Nearly all people who have tried psilocybes report a temporary but
dramatic change in overall perception, particularly visually but
sometimes with their sense of hearing. It is common especially for
people to report hearing a greater sense of depth and texture in music
particularly but also in people's voices. Certain sounds may even
inspire a visual corresponding to that sound, perhaps similarly to a
rare condition known as "Synesthesia."
Here is a dictionary defintion of "Synesthesia":
A condition in which one type of stimulation evokes the sensation of another,
as when the hearing of a sound produces the visualization of a color.
Mushrooms can temporarily make certain
individuals more sensitive to stimuli than they would otherwise be. As
a result, it is possible that they are able to hear "better" with a
longer range of hearing. There has not been much research done in this
Author Terrence McKennna?
wrote that early man's use of psilocybin mushrooms induced better
visual movement detection and hence gave an edge in hunting for food.
From a perspective on physics, the human ear
cannot generally hear above 20,000Hz or below 20Hz. This is the
physical limitation the human auditory system can achieve.

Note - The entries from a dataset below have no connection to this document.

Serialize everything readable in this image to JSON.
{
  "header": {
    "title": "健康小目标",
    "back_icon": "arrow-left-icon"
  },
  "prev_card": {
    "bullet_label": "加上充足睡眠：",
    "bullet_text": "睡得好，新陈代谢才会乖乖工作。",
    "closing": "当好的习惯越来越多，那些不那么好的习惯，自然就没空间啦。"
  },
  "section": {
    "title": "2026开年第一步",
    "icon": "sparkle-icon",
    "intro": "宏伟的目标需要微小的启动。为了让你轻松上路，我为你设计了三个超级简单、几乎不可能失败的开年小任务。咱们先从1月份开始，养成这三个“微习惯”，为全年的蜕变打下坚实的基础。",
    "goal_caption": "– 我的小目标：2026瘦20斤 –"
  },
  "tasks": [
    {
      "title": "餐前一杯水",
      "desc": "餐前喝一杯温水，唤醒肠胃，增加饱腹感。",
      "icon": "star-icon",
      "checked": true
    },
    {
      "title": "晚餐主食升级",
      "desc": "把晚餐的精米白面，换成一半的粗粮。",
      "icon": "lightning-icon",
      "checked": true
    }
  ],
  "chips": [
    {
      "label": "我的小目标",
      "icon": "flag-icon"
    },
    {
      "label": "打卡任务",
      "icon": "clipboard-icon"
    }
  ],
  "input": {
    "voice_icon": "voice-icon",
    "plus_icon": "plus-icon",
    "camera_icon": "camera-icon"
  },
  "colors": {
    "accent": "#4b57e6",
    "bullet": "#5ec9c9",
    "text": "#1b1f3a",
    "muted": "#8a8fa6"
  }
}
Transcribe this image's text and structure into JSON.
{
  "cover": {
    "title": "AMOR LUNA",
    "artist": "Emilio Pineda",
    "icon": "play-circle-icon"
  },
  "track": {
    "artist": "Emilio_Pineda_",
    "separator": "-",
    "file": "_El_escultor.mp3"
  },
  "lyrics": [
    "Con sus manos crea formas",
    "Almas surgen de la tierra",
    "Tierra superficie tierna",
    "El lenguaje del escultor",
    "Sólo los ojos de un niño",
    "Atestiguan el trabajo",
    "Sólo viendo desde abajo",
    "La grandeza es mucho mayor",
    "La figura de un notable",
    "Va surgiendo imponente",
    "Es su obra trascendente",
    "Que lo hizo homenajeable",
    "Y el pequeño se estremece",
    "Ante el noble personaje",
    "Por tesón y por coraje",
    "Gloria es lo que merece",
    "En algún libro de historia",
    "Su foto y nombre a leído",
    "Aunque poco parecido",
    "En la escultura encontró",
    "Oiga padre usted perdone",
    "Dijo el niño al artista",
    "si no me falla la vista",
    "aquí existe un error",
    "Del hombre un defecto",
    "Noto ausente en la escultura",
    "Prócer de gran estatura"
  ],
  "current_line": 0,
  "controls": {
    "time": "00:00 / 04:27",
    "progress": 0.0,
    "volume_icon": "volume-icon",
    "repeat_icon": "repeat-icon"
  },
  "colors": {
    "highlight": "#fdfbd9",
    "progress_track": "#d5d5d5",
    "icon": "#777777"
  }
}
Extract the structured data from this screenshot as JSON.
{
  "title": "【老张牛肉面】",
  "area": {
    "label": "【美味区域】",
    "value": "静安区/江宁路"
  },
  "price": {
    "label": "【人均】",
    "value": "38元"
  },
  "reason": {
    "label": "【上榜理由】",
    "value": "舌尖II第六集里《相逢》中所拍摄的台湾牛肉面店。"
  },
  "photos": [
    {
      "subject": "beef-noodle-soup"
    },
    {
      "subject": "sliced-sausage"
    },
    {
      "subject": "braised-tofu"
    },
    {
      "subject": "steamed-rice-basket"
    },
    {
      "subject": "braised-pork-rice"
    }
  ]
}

Some can
push these boundries with significant study to cognitivly perceive
higher or lower ranges, but that is an art of both hearing and feeling
vibrations in an environment. Psychoacoustics research tells us that if
anything we are designed to hear the center third of the afore
mentioned frequency range. Therefore some auditory effects may be a
result of acutely tuning into that range of sound frequency. A similar
effect can be heard by listening to two rips of an mp3, one at 128kb
and the other at 320kb. You'll note that if played on a good sound
system, that even the untrained ear will easily hear the difference.
Just a few ramblings from a visiting audiovisual engineer.